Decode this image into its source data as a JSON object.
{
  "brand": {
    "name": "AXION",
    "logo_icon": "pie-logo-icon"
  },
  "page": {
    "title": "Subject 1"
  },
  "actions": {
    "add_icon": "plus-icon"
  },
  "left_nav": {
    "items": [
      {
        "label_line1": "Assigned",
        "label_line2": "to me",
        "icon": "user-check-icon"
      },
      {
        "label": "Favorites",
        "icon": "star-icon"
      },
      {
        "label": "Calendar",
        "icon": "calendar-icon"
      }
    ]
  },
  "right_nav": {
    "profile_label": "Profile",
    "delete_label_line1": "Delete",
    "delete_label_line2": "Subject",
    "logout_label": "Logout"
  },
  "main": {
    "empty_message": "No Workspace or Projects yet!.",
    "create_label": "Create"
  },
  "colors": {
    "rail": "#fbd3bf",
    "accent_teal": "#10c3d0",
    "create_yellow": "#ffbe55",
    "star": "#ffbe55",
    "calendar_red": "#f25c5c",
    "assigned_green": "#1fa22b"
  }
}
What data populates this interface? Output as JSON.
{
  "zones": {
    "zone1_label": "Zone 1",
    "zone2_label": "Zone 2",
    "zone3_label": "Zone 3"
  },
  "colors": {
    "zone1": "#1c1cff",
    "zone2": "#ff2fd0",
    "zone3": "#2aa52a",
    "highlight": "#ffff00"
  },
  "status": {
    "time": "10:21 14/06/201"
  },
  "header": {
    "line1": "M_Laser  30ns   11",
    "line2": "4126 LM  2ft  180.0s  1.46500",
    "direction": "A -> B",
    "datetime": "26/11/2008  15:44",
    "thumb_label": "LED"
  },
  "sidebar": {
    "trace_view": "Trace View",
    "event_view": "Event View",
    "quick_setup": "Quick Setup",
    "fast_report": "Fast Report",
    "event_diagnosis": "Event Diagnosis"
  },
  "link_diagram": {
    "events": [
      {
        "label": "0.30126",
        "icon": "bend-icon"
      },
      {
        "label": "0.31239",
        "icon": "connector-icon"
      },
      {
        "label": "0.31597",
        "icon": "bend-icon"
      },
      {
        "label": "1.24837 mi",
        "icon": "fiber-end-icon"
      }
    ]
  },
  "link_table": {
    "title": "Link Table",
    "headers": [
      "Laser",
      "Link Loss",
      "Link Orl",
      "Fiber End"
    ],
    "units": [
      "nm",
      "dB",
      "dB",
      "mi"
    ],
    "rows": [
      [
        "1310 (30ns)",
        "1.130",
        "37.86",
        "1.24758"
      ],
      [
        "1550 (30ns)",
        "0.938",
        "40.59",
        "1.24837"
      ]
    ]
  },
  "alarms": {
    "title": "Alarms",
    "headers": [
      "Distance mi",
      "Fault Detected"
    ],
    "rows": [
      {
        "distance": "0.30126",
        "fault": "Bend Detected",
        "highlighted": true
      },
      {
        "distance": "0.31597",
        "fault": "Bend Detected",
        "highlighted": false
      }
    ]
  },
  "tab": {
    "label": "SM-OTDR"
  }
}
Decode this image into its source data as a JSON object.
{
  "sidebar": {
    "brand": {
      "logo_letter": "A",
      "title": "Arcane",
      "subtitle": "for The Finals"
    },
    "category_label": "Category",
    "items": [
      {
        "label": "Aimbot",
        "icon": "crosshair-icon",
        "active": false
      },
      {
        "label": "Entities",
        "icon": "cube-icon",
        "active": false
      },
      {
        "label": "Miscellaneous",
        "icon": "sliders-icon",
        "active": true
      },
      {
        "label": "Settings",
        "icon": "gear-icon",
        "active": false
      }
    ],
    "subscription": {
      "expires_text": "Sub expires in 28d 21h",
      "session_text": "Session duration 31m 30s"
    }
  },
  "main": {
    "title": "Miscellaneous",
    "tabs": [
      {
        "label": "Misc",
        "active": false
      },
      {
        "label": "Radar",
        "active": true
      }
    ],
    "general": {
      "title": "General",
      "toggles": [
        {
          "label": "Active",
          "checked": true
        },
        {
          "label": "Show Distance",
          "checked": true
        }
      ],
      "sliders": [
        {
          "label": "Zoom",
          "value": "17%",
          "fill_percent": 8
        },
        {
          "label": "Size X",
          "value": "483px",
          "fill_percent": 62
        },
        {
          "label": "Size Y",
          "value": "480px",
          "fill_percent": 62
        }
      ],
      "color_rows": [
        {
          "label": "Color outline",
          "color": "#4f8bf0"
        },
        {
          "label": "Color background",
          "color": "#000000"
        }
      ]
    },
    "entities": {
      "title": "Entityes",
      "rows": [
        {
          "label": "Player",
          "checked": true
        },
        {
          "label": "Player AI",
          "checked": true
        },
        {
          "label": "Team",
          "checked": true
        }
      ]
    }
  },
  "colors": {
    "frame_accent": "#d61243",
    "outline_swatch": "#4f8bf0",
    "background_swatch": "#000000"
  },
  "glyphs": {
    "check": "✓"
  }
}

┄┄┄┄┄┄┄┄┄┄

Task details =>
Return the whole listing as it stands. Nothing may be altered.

Reply =>
Decode this image into its source data as a JSON object.
{
  "brand": {
    "name": "AXION",
    "logo_icon": "pie-logo-icon"
  },
  "page": {
    "title": "Subject 1"
  },
  "actions": {
    "add_icon": "plus-icon"
  },
  "left_nav": {
    "items": [
      {
        "label_line1": "Assigned",
        "label_line2": "to me",
        "icon": "user-check-icon"
      },
      {
        "label": "Favorites",
        "icon": "star-icon"
      },
      {
        "label": "Calendar",
        "icon": "calendar-icon"
      }
    ]
  },
  "right_nav": {
    "profile_label": "Profile",
    "delete_label_line1": "Delete",
    "delete_label_line2": "Subject",
    "logout_label": "Logout"
  },
  "main": {
    "empty_message": "No Workspace or Projects yet!.",
    "create_label": "Create"
  },
  "colors": {
    "rail": "#fbd3bf",
    "accent_teal": "#10c3d0",
    "create_yellow": "#ffbe55",
    "star": "#ffbe55",
    "calendar_red": "#f25c5c",
    "assigned_green": "#1fa22b"
  }
}
What data populates this interface? Output as JSON.
{
  "zones": {
    "zone1_label": "Zone 1",
    "zone2_label": "Zone 2",
    "zone3_label": "Zone 3"
  },
  "colors": {
    "zone1": "#1c1cff",
    "zone2": "#ff2fd0",
    "zone3": "#2aa52a",
    "highlight": "#ffff00"
  },
  "status": {
    "time": "10:21 14/06/201"
  },
  "header": {
    "line1": "M_Laser  30ns   11",
    "line2": "4126 LM  2ft  180.0s  1.46500",
    "direction": "A -> B",
    "datetime": "26/11/2008  15:44",
    "thumb_label": "LED"
  },
  "sidebar": {
    "trace_view": "Trace View",
    "event_view": "Event View",
    "quick_setup": "Quick Setup",
    "fast_report": "Fast Report",
    "event_diagnosis": "Event Diagnosis"
  },
  "link_diagram": {
    "events": [
      {
        "label": "0.30126",
        "icon": "bend-icon"
      },
      {
        "label": "0.31239",
        "icon": "connector-icon"
      },
      {
        "label": "0.31597",
        "icon": "bend-icon"
      },
      {
        "label": "1.24837 mi",
        "icon": "fiber-end-icon"
      }
    ]
  },
  "link_table": {
    "title": "Link Table",
    "headers": [
      "Laser",
      "Link Loss",
      "Link Orl",
      "Fiber End"
    ],
    "units": [
      "nm",
      "dB",
      "dB",
      "mi"
    ],
    "rows": [
      [
        "1310 (30ns)",
        "1.130",
        "37.86",
        "1.24758"
      ],
      [
        "1550 (30ns)",
        "0.938",
        "40.59",
        "1.24837"
      ]
    ]
  },
  "alarms": {
    "title": "Alarms",
    "headers": [
      "Distance mi",
      "Fault Detected"
    ],
    "rows": [
      {
        "distance": "0.30126",
        "fault": "Bend Detected",
        "highlighted": true
      },
      {
        "distance": "0.31597",
        "fault": "Bend Detected",
        "highlighted": false
      }
    ]
  },
  "tab": {
    "label": "SM-OTDR"
  }
}
Decode this image into its source data as a JSON object.
{
  "sidebar": {
    "brand": {
      "logo_letter": "A",
      "title": "Arcane",
      "subtitle": "for The Finals"
    },
    "category_label": "Category",
    "items": [
      {
        "label": "Aimbot",
        "icon": "crosshair-icon",
        "active": false
      },
      {
        "label": "Entities",
        "icon": "cube-icon",
        "active": false
      },
      {
        "label": "Miscellaneous",
        "icon": "sliders-icon",
        "active": true
      },
      {
        "label": "Settings",
        "icon": "gear-icon",
        "active": false
      }
    ],
    "subscription": {
      "expires_text": "Sub expires in 28d 21h",
      "session_text": "Session duration 31m 30s"
    }
  },
  "main": {
    "title": "Miscellaneous",
    "tabs": [
      {
        "label": "Misc",
        "active": false
      },
      {
        "label": "Radar",
        "active": true
      }
    ],
    "general": {
      "title": "General",
      "toggles": [
        {
          "label": "Active",
          "checked": true
        },
        {
          "label": "Show Distance",
          "checked": true
        }
      ],
      "sliders": [
        {
          "label": "Zoom",
          "value": "17%",
          "fill_percent": 8
        },
        {
          "label": "Size X",
          "value": "483px",
          "fill_percent": 62
        },
        {
          "label": "Size Y",
          "value": "480px",
          "fill_percent": 62
        }
      ],
      "color_rows": [
        {
          "label": "Color outline",
          "color": "#4f8bf0"
        },
        {
          "label": "Color background",
          "color": "#000000"
        }
      ]
    },
    "entities": {
      "title": "Entityes",
      "rows": [
        {
          "label": "Player",
          "checked": true
        },
        {
          "label": "Player AI",
          "checked": true
        },
        {
          "label": "Team",
          "checked": true
        }
      ]
    }
  },
  "colors": {
    "frame_accent": "#d61243",
    "outline_swatch": "#4f8bf0",
    "background_swatch": "#000000"
  },
  "glyphs": {
    "check": "✓"
  }
}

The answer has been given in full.